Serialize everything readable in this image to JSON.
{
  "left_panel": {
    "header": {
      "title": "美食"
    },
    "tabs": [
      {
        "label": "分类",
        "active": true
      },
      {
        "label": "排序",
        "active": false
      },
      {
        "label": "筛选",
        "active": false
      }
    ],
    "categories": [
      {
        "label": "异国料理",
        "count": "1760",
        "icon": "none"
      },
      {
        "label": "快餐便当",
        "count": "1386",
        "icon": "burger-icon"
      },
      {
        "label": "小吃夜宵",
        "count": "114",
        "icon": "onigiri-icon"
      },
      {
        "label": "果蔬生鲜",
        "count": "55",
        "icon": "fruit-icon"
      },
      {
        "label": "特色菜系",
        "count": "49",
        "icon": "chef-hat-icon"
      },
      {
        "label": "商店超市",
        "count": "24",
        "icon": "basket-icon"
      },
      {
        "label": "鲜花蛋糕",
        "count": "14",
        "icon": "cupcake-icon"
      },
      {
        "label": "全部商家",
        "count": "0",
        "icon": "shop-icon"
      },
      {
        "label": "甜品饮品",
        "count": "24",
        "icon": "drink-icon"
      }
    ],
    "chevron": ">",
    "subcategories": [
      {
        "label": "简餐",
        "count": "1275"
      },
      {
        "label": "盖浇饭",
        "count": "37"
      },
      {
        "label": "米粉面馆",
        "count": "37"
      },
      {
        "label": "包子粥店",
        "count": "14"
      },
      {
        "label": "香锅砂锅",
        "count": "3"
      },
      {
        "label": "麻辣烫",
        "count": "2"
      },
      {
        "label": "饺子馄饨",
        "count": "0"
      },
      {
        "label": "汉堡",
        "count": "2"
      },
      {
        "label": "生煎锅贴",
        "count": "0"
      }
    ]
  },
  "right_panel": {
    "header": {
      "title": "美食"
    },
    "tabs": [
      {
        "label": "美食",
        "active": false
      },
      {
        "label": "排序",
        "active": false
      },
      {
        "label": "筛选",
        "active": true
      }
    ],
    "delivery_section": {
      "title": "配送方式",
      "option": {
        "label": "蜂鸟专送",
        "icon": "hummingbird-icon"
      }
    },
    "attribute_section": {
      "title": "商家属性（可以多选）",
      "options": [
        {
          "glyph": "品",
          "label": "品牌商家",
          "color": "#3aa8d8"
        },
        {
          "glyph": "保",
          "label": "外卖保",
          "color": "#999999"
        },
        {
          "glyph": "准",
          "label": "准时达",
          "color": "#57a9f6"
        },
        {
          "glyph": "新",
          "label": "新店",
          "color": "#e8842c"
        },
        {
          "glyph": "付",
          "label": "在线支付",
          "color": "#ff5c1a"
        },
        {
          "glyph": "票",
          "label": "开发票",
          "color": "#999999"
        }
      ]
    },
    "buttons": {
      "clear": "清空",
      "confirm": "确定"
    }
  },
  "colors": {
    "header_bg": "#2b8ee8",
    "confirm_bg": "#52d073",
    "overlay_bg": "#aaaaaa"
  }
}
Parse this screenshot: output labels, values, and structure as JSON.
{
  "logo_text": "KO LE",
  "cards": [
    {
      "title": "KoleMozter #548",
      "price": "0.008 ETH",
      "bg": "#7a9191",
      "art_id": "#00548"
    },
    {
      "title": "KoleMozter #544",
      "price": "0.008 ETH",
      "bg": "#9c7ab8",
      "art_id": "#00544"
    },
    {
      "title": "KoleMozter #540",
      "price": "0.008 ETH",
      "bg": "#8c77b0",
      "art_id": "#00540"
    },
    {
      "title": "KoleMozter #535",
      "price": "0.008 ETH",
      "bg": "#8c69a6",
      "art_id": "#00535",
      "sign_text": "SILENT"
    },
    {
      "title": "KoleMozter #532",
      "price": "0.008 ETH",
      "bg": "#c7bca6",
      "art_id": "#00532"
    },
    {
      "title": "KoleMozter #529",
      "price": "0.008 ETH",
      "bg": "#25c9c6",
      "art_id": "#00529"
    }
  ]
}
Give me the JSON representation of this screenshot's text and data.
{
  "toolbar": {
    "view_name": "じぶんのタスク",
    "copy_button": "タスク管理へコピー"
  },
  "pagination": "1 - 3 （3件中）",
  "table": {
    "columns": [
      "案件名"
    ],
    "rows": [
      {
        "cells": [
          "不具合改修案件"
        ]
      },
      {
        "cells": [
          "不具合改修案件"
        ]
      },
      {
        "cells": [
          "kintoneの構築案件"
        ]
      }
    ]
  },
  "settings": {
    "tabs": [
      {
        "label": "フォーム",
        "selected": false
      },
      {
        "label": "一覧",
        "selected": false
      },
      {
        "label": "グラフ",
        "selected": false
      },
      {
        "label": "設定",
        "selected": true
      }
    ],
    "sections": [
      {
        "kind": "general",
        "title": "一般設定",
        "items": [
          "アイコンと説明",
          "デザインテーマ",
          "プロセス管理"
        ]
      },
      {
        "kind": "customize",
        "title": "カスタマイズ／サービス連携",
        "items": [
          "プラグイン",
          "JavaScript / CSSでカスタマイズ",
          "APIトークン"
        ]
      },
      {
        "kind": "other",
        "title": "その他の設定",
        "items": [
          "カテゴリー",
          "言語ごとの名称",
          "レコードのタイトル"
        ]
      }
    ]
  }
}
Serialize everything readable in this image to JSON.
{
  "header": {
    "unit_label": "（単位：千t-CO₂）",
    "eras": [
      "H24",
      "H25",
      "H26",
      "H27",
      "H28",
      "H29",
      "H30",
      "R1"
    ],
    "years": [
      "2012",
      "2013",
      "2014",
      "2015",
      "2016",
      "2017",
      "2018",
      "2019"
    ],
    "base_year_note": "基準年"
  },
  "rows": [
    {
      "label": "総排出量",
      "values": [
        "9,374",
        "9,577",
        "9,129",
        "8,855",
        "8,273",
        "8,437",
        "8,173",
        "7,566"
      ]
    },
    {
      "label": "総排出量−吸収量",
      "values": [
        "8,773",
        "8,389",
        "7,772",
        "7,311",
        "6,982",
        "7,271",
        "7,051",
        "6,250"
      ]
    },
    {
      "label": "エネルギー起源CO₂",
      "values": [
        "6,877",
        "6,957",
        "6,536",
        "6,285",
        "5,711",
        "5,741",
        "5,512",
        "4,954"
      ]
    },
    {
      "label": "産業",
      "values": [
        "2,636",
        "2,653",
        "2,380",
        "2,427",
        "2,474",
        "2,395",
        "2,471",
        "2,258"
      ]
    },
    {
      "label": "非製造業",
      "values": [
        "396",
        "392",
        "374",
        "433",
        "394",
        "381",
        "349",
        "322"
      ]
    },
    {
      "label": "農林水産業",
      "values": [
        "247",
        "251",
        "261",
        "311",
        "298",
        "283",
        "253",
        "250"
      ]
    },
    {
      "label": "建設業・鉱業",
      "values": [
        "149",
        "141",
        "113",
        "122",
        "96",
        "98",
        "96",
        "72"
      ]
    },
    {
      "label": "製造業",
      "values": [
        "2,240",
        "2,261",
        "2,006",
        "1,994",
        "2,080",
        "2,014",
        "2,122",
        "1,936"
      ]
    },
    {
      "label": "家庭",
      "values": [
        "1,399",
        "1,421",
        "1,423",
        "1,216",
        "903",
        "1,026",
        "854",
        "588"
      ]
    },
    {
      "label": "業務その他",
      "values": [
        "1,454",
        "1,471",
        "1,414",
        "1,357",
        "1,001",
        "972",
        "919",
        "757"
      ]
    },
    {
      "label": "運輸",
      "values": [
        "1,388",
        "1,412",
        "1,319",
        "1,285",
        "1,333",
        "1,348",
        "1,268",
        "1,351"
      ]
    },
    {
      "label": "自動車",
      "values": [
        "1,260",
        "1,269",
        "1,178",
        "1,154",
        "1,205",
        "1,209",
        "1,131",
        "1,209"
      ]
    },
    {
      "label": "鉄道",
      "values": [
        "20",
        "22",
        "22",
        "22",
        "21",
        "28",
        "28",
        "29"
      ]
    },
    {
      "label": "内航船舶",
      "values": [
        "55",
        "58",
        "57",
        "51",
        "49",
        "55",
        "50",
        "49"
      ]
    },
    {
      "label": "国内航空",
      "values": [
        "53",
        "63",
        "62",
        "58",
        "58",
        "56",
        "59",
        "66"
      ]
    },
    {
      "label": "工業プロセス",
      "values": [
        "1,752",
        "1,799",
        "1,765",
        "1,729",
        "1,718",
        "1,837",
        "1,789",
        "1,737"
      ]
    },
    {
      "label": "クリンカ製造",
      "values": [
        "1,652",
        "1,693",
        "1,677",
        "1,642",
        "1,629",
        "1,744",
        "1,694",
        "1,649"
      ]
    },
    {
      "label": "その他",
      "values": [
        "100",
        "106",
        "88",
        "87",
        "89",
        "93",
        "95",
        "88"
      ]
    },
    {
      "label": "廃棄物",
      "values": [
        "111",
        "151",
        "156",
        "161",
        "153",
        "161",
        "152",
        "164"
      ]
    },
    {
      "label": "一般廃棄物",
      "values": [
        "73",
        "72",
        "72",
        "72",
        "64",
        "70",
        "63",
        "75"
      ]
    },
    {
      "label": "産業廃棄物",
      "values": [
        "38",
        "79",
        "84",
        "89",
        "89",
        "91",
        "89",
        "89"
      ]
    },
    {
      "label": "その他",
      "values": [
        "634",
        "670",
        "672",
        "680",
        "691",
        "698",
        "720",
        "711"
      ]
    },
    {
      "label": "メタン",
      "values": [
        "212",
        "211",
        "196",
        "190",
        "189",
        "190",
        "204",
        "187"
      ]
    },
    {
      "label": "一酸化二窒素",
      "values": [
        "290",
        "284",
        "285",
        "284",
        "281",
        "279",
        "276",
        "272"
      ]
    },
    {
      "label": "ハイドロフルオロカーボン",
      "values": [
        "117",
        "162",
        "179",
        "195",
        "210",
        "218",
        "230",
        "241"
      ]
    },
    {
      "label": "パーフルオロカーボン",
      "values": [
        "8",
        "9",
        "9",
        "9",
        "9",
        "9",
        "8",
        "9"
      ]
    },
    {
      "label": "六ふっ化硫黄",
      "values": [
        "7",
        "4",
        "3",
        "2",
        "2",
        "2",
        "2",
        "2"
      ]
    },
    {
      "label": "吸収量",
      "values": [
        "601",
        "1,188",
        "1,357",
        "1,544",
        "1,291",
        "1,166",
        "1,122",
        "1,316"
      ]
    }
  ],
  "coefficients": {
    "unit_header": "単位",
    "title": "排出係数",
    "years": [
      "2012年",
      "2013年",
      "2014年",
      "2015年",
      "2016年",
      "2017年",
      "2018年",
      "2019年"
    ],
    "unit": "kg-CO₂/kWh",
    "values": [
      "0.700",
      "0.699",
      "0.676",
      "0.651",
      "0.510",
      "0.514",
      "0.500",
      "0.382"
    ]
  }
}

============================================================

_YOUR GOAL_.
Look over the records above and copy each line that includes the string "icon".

_RESULT BELOW_.
        "icon": "none"
        "icon": "burger-icon"
        "icon": "onigiri-icon"
        "icon": "fruit-icon"
        "icon": "chef-hat-icon"
        "icon": "basket-icon"
        "icon": "cupcake-icon"
        "icon": "shop-icon"
        "icon": "drink-icon"
        "icon": "hummingbird-icon"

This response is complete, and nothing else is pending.